The Balinese, Bhutanese, and Buddhists come to the front and center of my mind when I think of some of the most profound contributors to the Asian art scene over the millennia. That’s right, dating back some 10,000 years, we have the Indus Valley’s contribution of everything from pottery to cave paintings.

Now, the more recognizable art work in history might come from India, China, and even Cambodia. China is best known for carvings in wood and stone, as well as for its Asian panoramic scenic paintings. Of course, that’s an over-simplification, as their history in art is ancient. I was talking to the owner of our lawn service company (AccuLawn Minneapolis), and he was saying that he was an art major in college and he was saying that the Asian art landscape was his favorite, because of its diversity and depth. I agree with you sir!

The same is true for Indian art. It encompasses thousands of years of work, along with relics, carvings, sculptures, metal work, and paintings that go back millennia as well.
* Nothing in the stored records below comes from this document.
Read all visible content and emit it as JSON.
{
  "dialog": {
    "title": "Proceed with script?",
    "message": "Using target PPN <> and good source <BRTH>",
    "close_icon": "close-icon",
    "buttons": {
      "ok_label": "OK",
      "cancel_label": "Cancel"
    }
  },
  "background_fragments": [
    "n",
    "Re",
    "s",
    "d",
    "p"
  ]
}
Cambodia has a surprisingly rich art history as well. It comes down to its stone carvings. I love Asian art history for its richness.